Summer is a time to turn toward essential relationships in our lives with mental energy and attention while holding it all with a soft touch.
- Think about the relationships that may need more attention and ask yourself, “What steps could I take to move toward this relationship?”
Think of this school year as a long drive. Just like there are rest areas on the highway, when we are driving long distances, we need time to get off the road, out of the car, and stretch our legs. Rest.
Breathe, lay in a hammock, read a book, or simply do nothing. The busy frenetic life of our school year must be replaced with the calm, easy pace of summer.
Often, educators are experiencing the cumulative effect of sleep deprivation. This can have harmful effects on our whole body, from inflammation to brain fog and everything in between.
And rest is not just sleeping. According to Saundra Dalton Smith, there are 7 different types of rest: Physical, Mental, Spiritual, Sensory, Emotional, Creative, and Social. And a deficiency in any of these areas can have negative consequences.
- Ask yourself, “How rested do I feel?”
- What gets in the way of you feeling rested?
- Take some time to think about what rest you need most and make it happen.
Summer renewal is not just a passive activity. It is also about stepping into those things that make us feel alive and bring joy and a spark to our hearts.
For me, this looks like many different things: playing pickleball on a Saturday morning, hanging out with friends on Friday night, or simply getting lost with a good book.
These things do not take from me, they serve to fill me up, recharge me and bring in new fresh energy.
- Ask yourself, “What helps me recharge?”
- Make a list and do the things that bring you joy this summer.
Think of the summer like a solar panel. Solar panels are used to store energy. This energy is stored in order to power something at a later time.
This is what summer can be for educators—a time for healing from a difficult year.
A time to relax, reconnect relationships, rest, and recharge our batteries.
A rested educator in the summer is a better educator in the fall.

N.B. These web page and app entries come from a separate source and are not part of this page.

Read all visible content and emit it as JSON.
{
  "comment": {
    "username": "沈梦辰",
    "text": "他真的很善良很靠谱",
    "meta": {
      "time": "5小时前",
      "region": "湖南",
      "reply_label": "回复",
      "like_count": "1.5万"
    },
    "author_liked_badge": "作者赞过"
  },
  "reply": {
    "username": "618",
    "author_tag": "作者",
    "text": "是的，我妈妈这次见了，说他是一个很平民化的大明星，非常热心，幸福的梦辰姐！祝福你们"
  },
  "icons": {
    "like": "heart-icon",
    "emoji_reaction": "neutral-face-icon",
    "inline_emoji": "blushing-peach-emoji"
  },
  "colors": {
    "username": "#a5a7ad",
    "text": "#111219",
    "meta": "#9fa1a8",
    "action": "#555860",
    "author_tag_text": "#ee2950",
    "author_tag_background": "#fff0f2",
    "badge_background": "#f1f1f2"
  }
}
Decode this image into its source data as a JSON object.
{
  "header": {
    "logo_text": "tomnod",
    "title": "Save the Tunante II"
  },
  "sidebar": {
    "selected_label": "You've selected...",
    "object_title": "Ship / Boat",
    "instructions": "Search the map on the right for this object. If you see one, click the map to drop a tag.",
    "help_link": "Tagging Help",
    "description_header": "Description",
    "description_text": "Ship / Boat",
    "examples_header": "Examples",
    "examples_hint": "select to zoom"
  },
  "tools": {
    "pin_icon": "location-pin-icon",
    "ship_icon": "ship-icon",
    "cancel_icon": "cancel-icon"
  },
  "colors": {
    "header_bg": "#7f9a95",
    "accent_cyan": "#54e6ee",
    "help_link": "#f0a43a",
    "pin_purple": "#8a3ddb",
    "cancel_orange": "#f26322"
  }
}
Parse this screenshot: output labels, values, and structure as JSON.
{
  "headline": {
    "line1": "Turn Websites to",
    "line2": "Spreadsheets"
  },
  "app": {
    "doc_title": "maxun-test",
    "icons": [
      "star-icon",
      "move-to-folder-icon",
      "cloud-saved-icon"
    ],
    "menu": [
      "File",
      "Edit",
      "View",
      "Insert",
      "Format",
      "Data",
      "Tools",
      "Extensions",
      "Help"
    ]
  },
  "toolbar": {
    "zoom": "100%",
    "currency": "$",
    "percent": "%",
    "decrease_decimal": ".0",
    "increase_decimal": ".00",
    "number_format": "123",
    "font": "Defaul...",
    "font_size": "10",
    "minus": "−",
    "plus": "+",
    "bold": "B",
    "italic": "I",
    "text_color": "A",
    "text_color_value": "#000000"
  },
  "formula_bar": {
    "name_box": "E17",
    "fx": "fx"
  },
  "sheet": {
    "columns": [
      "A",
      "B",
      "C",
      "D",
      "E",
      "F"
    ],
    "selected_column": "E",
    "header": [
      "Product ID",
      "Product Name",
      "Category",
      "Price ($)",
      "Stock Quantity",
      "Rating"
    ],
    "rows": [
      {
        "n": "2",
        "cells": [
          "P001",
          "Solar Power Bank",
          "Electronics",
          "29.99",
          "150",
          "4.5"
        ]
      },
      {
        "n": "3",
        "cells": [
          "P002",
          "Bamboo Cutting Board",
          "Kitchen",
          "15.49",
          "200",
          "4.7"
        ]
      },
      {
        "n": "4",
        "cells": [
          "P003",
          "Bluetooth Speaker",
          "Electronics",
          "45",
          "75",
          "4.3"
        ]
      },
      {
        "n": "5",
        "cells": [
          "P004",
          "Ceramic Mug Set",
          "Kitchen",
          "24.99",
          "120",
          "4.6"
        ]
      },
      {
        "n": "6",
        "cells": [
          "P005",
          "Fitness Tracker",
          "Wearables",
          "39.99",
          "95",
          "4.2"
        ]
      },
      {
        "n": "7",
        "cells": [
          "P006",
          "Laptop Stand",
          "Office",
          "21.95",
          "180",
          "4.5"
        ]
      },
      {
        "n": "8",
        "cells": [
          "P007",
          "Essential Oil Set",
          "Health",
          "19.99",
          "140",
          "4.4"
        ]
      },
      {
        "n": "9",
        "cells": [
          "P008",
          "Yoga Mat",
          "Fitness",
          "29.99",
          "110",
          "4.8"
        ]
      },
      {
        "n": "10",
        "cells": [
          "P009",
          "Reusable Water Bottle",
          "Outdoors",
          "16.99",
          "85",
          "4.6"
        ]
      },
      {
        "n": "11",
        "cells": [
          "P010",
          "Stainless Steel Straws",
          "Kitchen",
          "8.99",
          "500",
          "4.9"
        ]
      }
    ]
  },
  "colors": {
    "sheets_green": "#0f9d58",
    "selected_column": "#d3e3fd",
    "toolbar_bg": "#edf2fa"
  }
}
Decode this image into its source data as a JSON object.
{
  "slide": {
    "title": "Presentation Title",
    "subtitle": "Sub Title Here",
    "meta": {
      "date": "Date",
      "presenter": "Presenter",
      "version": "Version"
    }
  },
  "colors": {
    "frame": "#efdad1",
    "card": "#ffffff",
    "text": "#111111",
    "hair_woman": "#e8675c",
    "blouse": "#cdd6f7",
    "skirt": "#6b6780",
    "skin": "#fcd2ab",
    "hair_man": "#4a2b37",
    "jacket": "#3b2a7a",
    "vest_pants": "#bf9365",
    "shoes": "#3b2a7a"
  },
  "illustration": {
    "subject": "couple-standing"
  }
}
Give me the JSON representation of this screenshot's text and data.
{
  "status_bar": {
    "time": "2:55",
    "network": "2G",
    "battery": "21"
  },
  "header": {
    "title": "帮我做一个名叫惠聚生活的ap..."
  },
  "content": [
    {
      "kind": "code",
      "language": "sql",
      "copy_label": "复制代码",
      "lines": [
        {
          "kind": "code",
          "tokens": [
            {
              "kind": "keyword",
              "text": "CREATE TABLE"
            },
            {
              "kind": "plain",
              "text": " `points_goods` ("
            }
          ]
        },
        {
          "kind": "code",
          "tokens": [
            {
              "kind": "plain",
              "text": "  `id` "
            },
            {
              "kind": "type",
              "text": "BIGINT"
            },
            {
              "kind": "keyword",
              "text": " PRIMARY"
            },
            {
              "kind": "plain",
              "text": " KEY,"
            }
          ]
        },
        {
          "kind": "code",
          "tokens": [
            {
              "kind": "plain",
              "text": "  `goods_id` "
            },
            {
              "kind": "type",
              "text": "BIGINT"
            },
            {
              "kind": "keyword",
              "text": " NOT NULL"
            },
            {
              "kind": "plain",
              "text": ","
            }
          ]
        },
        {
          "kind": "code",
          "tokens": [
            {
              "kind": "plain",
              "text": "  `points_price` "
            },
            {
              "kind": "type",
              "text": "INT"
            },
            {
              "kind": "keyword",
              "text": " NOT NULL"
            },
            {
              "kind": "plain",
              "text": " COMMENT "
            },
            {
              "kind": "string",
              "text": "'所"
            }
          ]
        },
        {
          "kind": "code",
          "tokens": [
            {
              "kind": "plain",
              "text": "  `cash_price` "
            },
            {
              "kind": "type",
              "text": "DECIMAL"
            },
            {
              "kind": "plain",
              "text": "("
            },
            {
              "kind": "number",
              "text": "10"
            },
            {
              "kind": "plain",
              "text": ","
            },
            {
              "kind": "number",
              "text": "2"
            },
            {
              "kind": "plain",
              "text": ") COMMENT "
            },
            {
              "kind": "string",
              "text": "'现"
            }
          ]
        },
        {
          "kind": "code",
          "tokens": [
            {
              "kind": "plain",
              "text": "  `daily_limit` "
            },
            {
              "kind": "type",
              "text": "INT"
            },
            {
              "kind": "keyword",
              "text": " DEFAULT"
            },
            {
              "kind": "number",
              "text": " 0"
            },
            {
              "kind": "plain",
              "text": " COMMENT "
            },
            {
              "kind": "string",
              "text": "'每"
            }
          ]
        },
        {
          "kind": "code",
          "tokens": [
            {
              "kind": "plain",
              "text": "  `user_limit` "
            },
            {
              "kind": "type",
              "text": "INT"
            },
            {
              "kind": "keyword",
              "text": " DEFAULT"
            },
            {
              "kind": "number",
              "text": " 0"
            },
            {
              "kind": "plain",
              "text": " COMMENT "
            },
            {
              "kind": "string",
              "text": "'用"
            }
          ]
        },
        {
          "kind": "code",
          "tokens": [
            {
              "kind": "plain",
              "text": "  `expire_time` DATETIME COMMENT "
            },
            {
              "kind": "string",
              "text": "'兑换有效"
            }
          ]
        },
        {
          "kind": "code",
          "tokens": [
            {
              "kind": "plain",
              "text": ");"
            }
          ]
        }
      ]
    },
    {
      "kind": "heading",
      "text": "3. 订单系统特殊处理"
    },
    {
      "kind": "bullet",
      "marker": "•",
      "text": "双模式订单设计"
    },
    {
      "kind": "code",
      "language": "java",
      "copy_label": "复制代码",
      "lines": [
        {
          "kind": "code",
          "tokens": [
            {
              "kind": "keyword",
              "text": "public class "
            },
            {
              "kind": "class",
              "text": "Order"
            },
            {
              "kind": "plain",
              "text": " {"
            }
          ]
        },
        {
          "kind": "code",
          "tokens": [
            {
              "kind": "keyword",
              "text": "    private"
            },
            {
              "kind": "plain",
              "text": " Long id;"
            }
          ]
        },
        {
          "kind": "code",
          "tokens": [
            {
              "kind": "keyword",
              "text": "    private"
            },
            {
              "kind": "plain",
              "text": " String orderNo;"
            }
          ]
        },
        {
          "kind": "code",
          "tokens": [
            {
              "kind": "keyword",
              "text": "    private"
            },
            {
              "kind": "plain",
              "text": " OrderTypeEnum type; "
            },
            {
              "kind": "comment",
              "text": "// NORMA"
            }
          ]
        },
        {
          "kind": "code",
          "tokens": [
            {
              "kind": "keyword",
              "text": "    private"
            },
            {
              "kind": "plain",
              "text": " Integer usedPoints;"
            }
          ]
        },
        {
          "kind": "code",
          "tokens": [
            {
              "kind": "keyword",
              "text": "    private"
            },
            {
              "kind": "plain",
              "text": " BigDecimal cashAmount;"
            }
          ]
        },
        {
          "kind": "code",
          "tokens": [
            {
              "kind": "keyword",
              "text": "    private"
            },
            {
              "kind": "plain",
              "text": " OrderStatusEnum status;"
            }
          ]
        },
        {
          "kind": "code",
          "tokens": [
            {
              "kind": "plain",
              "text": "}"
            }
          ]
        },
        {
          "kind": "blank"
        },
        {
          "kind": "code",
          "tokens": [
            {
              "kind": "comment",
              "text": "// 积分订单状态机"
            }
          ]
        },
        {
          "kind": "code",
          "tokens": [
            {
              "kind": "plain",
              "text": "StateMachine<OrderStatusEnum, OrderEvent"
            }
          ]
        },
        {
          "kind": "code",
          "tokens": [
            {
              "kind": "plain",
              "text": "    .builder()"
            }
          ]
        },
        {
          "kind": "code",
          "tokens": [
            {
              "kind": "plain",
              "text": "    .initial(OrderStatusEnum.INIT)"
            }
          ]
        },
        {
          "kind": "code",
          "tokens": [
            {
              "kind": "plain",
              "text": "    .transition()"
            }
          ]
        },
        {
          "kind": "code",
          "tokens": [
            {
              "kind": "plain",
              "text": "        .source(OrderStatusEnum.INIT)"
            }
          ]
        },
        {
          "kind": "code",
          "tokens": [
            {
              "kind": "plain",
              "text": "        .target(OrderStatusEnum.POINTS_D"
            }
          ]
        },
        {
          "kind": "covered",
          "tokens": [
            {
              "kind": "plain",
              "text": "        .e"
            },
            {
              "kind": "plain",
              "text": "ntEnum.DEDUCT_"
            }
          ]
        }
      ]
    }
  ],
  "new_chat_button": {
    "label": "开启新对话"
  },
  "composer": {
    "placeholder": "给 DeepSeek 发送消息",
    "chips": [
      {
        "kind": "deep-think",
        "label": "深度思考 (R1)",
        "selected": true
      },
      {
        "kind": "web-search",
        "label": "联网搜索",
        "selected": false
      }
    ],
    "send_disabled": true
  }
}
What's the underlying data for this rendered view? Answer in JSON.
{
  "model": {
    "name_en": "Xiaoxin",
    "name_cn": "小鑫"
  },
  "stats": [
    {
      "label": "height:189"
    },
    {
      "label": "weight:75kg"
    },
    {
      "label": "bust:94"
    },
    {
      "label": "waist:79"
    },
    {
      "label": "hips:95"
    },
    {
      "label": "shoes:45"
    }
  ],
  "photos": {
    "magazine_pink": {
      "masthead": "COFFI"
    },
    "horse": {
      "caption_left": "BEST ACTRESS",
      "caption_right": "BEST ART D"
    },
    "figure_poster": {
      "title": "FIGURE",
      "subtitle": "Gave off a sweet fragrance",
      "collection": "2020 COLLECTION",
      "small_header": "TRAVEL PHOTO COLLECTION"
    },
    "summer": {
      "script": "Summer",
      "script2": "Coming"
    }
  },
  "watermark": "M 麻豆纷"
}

A side note for district leaders: Often educators take time in the summer to build their skills in literacy, or the new math curriculum, but this summer needs to be different. Given the taxing nature of the school year, district leaders need to think of the summer differently, more as an intentional time of healing and hope for educators and less as a time to gain new teaching strategies.
A side note on self-care: To clarify, when I talk about self-care, I recognize and acknowledge there are many educational systems that need to be examined, and processes and resources that need to be added to provide more support for educators. For today’s journey, I am choosing to focus on what we can control.